played a role in this underperformance, but in the coming years the capacity of
optical discs will grow much faster than hitherto.
Let us assume, for the sake of academic interest, that from now on the storage capacity of optical recording will follow Moore's law. What does this mean for the recording industry? What kind of data-hungry formats can we think of that will consume a factor of a thousand more bits than the Compact Disc? The change from CD to DVD gave a slight flavor of what kind of options the audio industry has. This change involved only a small factor of seven, and the industry came up-very surprisingly-with an increase in resolution and sampling frequency by a factor of two. The industry also came up with the "great" idea of using more channels, usually five· instead of the usual two stereo channels. This is a nice beginning to spending the bit budget, but if we have a factor of a thousand to spend, we must try to act as a really big spender. For example, let us think of playing time: we could store a

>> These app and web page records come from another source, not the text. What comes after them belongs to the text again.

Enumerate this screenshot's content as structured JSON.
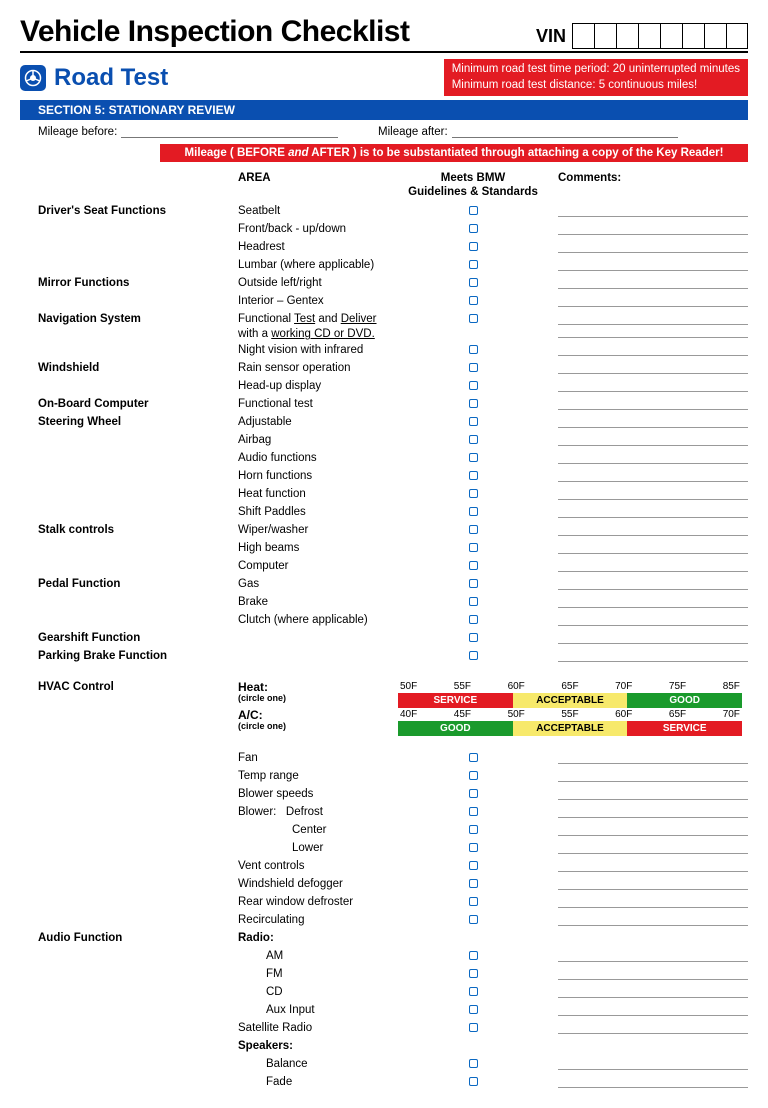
{
  "title": "Vehicle Inspection Checklist",
  "vin_label": "VIN",
  "vin_box_count": 8,
  "road_test_label": "Road Test",
  "road_warning_line1": "Minimum road test time period: 20 uninterrupted minutes",
  "road_warning_line2": "Minimum road test distance: 5 continuous miles!",
  "section_bar": "SECTION 5: STATIONARY REVIEW",
  "mileage_before_label": "Mileage before:",
  "mileage_after_label": "Mileage after:",
  "red_bar_prefix": "Mileage ( BEFORE ",
  "red_bar_em": "and",
  "red_bar_suffix": " AFTER ) is to be substantiated through attaching a copy of the Key Reader!",
  "headers": {
    "area": "AREA",
    "meets_line1": "Meets BMW",
    "meets_line2": "Guidelines & Standards",
    "comments": "Comments:"
  },
  "groups_main": [
    {
      "area": "Driver's Seat Functions",
      "items": [
        {
          "label": "Seatbelt"
        },
        {
          "label": "Front/back - up/down"
        },
        {
          "label": "Headrest"
        },
        {
          "label": "Lumbar (where applicable)"
        }
      ]
    },
    {
      "area": "Mirror Functions",
      "items": [
        {
          "label": "Outside left/right"
        },
        {
          "label": "Interior – Gentex"
        }
      ]
    },
    {
      "area": "Navigation System",
      "items": [
        {
          "html": "Functional <span class='under'>Test</span> and <span class='under'>Deliver</span> with a <span class='under'>working CD or DVD.</span>",
          "tall": true
        },
        {
          "label": "Night vision with infrared"
        }
      ]
    },
    {
      "area": "Windshield",
      "items": [
        {
          "label": "Rain sensor operation"
        },
        {
          "label": "Head-up display"
        }
      ]
    },
    {
      "area": "On-Board Computer",
      "items": [
        {
          "label": "Functional test"
        }
      ]
    },
    {
      "area": "Steering Wheel",
      "items": [
        {
          "label": "Adjustable"
        },
        {
          "label": "Airbag"
        },
        {
          "label": "Audio functions"
        },
        {
          "label": "Horn functions"
        },
        {
          "label": "Heat function"
        },
        {
          "label": "Shift Paddles"
        }
      ]
    },
    {
      "area": "Stalk controls",
      "items": [
        {
          "label": "Wiper/washer"
        },
        {
          "label": "High beams"
        },
        {
          "label": "Computer"
        }
      ]
    },
    {
      "area": "Pedal Function",
      "items": [
        {
          "label": "Gas"
        },
        {
          "label": "Brake"
        },
        {
          "label": "Clutch (where applicable)"
        }
      ]
    },
    {
      "area": "Gearshift Function",
      "items": [
        {
          "label": ""
        }
      ]
    },
    {
      "area": "Parking Brake Function",
      "items": [
        {
          "label": ""
        }
      ]
    }
  ],
  "hvac": {
    "area_label": "HVAC Control",
    "heat": {
      "label": "Heat:",
      "sub": "(circle one)",
      "ticks": [
        "50F",
        "55F",
        "60F",
        "65F",
        "70F",
        "75F",
        "85F"
      ],
      "segments": [
        {
          "label": "SERVICE",
          "class": "seg-service"
        },
        {
          "label": "ACCEPTABLE",
          "class": "seg-acceptable"
        },
        {
          "label": "GOOD",
          "class": "seg-good"
        }
      ]
    },
    "ac": {
      "label": "A/C:",
      "sub": "(circle one)",
      "ticks": [
        "40F",
        "45F",
        "50F",
        "55F",
        "60F",
        "65F",
        "70F"
      ],
      "segments": [
        {
          "label": "GOOD",
          "class": "seg-good"
        },
        {
          "label": "ACCEPTABLE",
          "class": "seg-acceptable"
        },
        {
          "label": "SERVICE",
          "class": "seg-service"
        }
      ]
    }
  },
  "groups_after_hvac": [
    {
      "area": "",
      "items": [
        {
          "label": "Fan"
        },
        {
          "label": "Temp range"
        },
        {
          "label": "Blower speeds"
        },
        {
          "html": "Blower:&nbsp;&nbsp;&nbsp;Defrost"
        },
        {
          "html": "<span class='indent'></span>Center"
        },
        {
          "html": "<span class='indent'></span>Lower"
        },
        {
          "label": "Vent controls"
        },
        {
          "label": "Windshield defogger"
        },
        {
          "label": "Rear window defroster"
        },
        {
          "label": "Recirculating"
        }
      ]
    },
    {
      "area": "Audio Function",
      "items": [
        {
          "label": "Radio:",
          "bold": true,
          "nocb": true,
          "nocomment": true
        },
        {
          "html": "<span class='indent' style='width:28px'></span>AM"
        },
        {
          "html": "<span class='indent' style='width:28px'></span>FM"
        },
        {
          "html": "<span class='indent' style='width:28px'></span>CD"
        },
        {
          "html": "<span class='indent' style='width:28px'></span>Aux Input"
        },
        {
          "label": "Satellite Radio"
        },
        {
          "label": "Speakers:",
          "bold": true,
          "nocb": true,
          "nocomment": true
        },
        {
          "html": "<span class='indent' style='width:28px'></span>Balance"
        },
        {
          "html": "<span class='indent' style='width:28px'></span>Fade"
        }
      ]
    }
  ]
}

1000 hours of music on the new disc: forty days of around-the-clock
CD-quality music. With eight discs one could play music for a full year. Note that the average Western household owns less than two hundred Compact Discs. So with just one "super disc" one could store Mr. Average's repertoire. Unfortunately, the price of such a disc would be, say, $20,000, which is well above the budget of an average household. There is a natural limit to the increase in the sampling frequency and resolution. Some people even question whether the average consumer is very much interested in the improved performance that DVD audio is providing in this respect. So we have to think of something more attractive. An increase of spatial resolution may give a radical answer to the technology push of the factor thousand we have to spend.

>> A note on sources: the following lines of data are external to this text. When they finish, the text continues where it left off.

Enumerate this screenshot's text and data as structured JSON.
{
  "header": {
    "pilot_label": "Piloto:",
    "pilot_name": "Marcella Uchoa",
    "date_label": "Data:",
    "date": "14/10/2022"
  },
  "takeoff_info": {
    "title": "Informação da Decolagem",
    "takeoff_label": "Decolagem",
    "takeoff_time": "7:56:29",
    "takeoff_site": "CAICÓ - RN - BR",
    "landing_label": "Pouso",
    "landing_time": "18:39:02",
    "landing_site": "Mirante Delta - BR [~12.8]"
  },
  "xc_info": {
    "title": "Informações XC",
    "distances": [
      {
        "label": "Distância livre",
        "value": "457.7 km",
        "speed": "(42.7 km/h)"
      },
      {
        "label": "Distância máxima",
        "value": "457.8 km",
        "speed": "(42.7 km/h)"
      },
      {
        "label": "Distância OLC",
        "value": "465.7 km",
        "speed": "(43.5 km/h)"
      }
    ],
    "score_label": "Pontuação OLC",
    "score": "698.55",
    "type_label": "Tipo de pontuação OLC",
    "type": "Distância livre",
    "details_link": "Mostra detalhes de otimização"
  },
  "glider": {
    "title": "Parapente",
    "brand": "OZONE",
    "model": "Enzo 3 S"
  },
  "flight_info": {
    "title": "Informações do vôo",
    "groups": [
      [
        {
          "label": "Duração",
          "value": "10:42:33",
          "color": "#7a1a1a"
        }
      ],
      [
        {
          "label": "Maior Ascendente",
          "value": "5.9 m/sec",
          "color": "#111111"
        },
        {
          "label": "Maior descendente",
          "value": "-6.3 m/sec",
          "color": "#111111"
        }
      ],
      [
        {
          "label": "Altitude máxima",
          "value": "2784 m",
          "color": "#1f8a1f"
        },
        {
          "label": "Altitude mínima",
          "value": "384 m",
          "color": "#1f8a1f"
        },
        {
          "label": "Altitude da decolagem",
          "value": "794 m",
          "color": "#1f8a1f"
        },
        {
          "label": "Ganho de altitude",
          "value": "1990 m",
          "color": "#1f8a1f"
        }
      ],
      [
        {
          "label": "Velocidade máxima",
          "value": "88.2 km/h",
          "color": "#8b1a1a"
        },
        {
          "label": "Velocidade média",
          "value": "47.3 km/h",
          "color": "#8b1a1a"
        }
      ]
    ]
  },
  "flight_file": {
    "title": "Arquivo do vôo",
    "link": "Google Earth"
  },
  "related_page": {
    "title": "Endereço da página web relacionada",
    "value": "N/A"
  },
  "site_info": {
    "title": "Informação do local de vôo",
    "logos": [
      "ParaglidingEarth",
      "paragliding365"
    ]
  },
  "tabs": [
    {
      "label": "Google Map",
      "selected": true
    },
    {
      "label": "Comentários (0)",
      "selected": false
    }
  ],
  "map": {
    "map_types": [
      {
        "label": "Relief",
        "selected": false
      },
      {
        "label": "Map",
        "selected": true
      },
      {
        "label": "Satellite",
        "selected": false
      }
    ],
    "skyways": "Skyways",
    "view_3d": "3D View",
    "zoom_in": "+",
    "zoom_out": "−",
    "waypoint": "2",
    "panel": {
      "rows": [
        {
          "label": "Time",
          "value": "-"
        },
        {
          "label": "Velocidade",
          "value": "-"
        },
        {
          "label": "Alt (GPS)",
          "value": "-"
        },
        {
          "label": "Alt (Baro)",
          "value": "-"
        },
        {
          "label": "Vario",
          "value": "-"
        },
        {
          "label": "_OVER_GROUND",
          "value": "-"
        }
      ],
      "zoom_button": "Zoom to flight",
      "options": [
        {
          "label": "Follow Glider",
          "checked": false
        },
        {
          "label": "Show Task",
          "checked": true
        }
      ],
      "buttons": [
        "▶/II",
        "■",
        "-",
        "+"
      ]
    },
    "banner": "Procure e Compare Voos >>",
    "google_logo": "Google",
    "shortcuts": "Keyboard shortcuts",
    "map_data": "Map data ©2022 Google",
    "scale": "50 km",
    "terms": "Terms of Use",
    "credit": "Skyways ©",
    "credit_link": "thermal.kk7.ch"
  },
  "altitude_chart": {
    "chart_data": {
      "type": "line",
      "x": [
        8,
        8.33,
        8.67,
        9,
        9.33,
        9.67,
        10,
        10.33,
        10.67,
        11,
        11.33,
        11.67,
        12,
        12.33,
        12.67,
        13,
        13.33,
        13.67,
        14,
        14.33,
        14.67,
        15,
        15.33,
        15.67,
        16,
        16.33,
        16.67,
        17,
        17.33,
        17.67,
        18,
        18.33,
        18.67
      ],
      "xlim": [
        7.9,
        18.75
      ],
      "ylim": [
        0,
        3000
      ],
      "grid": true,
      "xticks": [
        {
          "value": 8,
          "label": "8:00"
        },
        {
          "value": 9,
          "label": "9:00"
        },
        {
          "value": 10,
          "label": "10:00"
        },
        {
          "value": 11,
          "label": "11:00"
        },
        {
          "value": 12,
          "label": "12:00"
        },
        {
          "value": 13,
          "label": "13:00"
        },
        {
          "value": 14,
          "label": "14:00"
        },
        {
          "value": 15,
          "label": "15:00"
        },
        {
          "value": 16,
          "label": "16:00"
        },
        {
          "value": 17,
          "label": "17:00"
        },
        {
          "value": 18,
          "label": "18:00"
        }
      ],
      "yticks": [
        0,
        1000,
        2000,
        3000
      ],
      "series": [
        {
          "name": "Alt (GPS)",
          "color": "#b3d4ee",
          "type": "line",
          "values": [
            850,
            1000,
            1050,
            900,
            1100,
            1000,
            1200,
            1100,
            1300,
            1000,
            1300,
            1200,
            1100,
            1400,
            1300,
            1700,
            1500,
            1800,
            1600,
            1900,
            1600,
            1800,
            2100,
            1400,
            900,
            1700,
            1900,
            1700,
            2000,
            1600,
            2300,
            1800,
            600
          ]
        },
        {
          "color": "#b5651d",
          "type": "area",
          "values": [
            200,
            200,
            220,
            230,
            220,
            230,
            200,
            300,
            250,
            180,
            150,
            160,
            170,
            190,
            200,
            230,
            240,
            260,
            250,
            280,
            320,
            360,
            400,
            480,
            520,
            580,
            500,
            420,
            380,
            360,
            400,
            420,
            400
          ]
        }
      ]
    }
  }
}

My ultimate audio format would have the following main parameters:
Resolution: 32-bit PCM
Sampling frequency: 196 kHz
Number of channels: 256.
This format would be, for the time being, future proof. The small technical problem is that, apart from a few audio buffs, probably no one would install 256 loudspeakers in the living room. Clearly, state-of-the-art loudspeakers are ugly, require cables, and so forth. In order to solve this technicality we must (re-)invent the concept of invisible sound or invisible loudspeakers. You may hear them, but you cannot see them. A name for this could be "the emperor's new loudspeaker system." Invisible sound is not science fiction. It is, at least in principle, physically possible to make invisible loudspeakers by using modulated laser light in air using the photo-acoustical effect. There are a few technical obstacles with the cables, in particular the power cables, as evidently batteries cannot provide the required power. So we have to think of alternative power supplies, such as solar power or the beaming of infrared or ultraviolet energy. Why not design a micro nuclear reactor, the size of a battery, which could supply the energy. Anyway, it seems like a good idea to ask the Society's Technical Committee on Loudspeakers and Headphones to take a closer look at invisible loudspeakers.
Let me conclude with the following observation: In the future there will be a proliferation of audio formats, probably mutually incompatible. Since the 1970s we have witnessed a rapidly growing number of recording formats that have been introduced into the market. The average time interval between the introduction of a new format is getting smaller and smaller. After analyzing ample statistical data, I conclude the time is ripe to postulate a new law that simply states that the time interval between two consecutive introductions of new audio formats will halve every 18 months. On the basis of this law, in 2023, at the Society's 75th anniversary, the introduction of an entirely new audio format will occur every hour. Then, fortunately, we will have just enough time to play Wilhelm Furtwängler's recording of Ludwig van Beethoven's Symphony Number Nine before both the player and the disc have become obsolete.
This article is an htm transcript of the pdf-article published in the AES Journal Vol. 47, no.3, March 1999 based on the keynote address presented to the 104th Convention of the Audio Engineering Society in Amsterdam during the society's golden anniversary celebration on May17, 1998